“The Knicks play in what New Yorkers have been conditioned to believe is the world’s most famous arena, but there are American cities, without intricate train lines tunneling underneath the building, that have more sophisticated basketball operations.
Deep in south Texas, the Spurs have won two championships since the French point guard Tony Parker and the Argentine pit bull Manu Ginóbili (they combined for 39 points and 17 assists last night, 5 more than the entire Knicks team) became the fruit of Coach Gregg Popovich’s longtime fascination with the international game. Dallas came close last season behind a German, Dirk Nowitzki.
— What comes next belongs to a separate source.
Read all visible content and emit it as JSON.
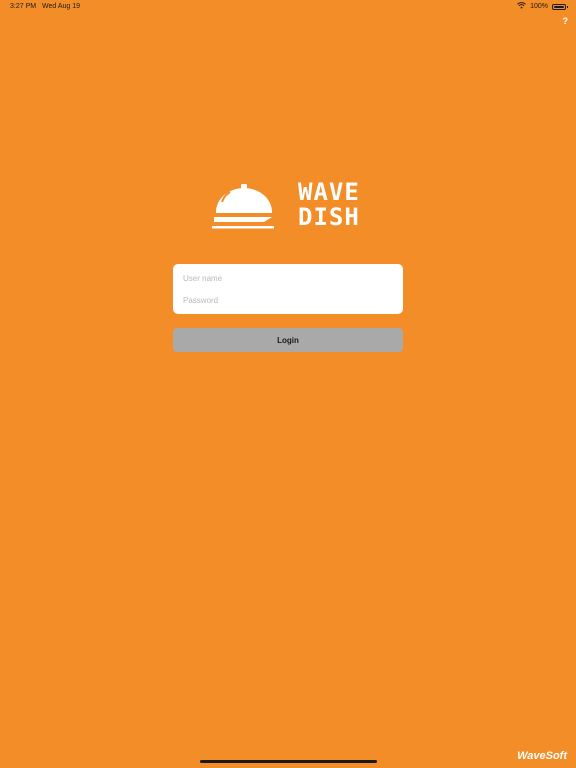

Across the Hudson, in trendy East Rutherford, N.J., the Nets have a Serbian center, Nenad Krstic, whom they stole with the 24th pick of the 2002 draft and wouldn’t trade for any combination of Knicks. Utah may be one of the country’s most homogenous states, but the Jazz frontline features a Russian, Andrei Kirilenko, and a Turk, Mehmet Okur.
In sun-drenched, conservative Phoenix, Coach Mike D’Antoni brought his freewheeling offense and it became the N.B.A. rage, quarterbacked by a Canadian (Steve Nash), with a touch of France (Boris Diaw) and Brazil (Leandro Barbosa) on the wings. Bryan Colangelo, who hired D’Antoni away from the Italian team Benetton Treviso, became the front-office heavyweight in Toronto, brought in the respected Benetton executive Mauricio Gherardini as assistant general manager and sprinkled his roster with foreign-born flavor.
On and on the revolution reigns, except in rare places, Manhattan among them. Dozens of young men from afar have come to David Stern’s league of opportunity in the 21st century to realize their dreams while the Knicks have remained in an international scouting stupor, or sound asleep, having a recurring nightmare about Frédéric Weis.
Weis, a young French center, was the 15th pick of the N.B.A. draft in 1999 by the Knicks and was greeted with such skepticism and scorn when he arrived in New York for a summer rookie camp — the Knicks had passed on Ron Artest — that he went home, never to return.
As the Knicks general manager, Scott Layden dabbled in foreign currency, with a couple of second-round picks that amounted to nothing. Isiah Thomas’s reign has been marked by an insularity so thorough you have to wonder if it has been by design.”
I have said before that one thing Isiah has generally done well is draft collegians, both in Toronto and New York. But, as Araton notes, the complete lack of attention to foreign-born players is nothing short of a disaster:
“Forget Nowitzki, Yao or Gasol. Landing a great player is more often about the luck of the draft draw. But look around the league at how many useful players have come from abroad via the second round, or as veteran free agents. An Andres Nocioni (Chicago) here, a Beno Udrih (Spurs) there. Could there not have been five big men in Europe — perhaps even Weis — who would have come to the Knicks much cheaper and been more useful than Jerome James?
This isn’t a call for diversity or quotas. If you have one of the blessed American-born stars — a Dwyane Wade, a LeBron James— you don’t worry about what’s in vogue. But as Popovich, an Air Force Academy graduate with a degree in Russian studies and a Serbo-Croatian family background, said of basketball without borders: “This is not a trend in the sense of furniture or fashion. It’s a fact. And those who don’t understand that are going to be left behind.”
As with Rumsfeld, I think Isiah’s sheer incompetence alone ought to cost him his job. But, like Rumsfeld, Isiah is not, of course, the ultimate problem – his boss and organization are. James Dolan’s Garden continues to pull off an extraordinary feat – fielding teams that lead the league in payroll and are among the worst in their leagues. It’s an almost perfect measure of failure. (the Rangers last year were saved from themselves by the NHL’s new salary cap: if only the NBA’s salary cap were a serious one). Nothing much will change with Isiah gone as long as the man in charge, the insecure son of a high-profile father, continues to call the shots.
(Heavy-handed, I know, but I couldn’t resist).